(Data records for software interfaces)
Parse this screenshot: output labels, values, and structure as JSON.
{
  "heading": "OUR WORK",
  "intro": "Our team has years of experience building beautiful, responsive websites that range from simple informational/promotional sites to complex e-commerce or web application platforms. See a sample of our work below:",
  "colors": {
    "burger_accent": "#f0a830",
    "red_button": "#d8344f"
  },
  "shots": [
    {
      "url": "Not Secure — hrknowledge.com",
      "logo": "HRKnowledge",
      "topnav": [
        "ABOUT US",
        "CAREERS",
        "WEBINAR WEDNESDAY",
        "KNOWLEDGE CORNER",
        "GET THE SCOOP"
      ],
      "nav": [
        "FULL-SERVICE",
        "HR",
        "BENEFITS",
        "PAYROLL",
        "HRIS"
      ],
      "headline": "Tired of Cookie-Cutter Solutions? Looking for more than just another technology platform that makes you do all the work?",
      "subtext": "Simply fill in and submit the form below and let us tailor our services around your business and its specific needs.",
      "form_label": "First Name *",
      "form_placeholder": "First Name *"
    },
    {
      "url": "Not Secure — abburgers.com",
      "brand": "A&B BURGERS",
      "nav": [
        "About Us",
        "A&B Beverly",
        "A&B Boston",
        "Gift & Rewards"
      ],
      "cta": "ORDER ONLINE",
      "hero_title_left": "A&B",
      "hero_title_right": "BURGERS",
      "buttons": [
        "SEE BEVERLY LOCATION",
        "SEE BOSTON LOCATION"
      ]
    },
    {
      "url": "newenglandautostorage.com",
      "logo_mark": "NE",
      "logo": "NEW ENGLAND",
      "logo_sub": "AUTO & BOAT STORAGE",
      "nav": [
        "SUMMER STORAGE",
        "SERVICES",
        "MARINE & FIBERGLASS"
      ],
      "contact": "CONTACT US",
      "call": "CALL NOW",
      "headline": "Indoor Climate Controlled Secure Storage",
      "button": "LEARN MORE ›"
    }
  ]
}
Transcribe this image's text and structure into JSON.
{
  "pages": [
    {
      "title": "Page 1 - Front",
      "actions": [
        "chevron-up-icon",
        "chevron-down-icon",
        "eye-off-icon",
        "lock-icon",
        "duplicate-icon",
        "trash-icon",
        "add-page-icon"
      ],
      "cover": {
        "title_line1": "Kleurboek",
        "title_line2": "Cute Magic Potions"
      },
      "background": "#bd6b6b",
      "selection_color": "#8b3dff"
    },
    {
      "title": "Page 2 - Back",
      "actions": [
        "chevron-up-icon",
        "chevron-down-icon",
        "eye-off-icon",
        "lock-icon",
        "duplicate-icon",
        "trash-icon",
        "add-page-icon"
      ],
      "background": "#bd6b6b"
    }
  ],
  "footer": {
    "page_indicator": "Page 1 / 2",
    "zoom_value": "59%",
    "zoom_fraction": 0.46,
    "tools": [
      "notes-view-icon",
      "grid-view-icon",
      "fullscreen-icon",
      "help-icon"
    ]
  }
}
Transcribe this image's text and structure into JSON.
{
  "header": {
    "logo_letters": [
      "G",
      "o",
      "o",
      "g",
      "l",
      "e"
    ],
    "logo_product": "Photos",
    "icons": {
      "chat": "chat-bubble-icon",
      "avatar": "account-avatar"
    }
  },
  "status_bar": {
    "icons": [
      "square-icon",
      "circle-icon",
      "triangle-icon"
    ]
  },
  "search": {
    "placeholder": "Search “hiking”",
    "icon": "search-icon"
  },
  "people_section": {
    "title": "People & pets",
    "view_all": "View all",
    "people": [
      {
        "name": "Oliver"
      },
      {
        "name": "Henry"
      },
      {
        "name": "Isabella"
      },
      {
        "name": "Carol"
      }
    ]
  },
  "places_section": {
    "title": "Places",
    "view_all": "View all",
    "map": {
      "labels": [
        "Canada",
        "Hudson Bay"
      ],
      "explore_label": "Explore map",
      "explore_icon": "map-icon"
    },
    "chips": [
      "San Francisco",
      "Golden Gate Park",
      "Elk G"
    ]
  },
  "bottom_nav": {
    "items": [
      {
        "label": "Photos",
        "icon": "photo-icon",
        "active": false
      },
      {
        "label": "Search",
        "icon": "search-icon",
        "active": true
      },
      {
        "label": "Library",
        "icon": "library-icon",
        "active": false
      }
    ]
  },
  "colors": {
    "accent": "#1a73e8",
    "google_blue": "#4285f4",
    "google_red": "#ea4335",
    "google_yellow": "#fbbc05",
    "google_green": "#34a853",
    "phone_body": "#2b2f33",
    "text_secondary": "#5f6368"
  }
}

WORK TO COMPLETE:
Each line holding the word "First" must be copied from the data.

TASK SOLUTION:
      "form_label": "First Name *",
      "form_placeholder": "First Name *"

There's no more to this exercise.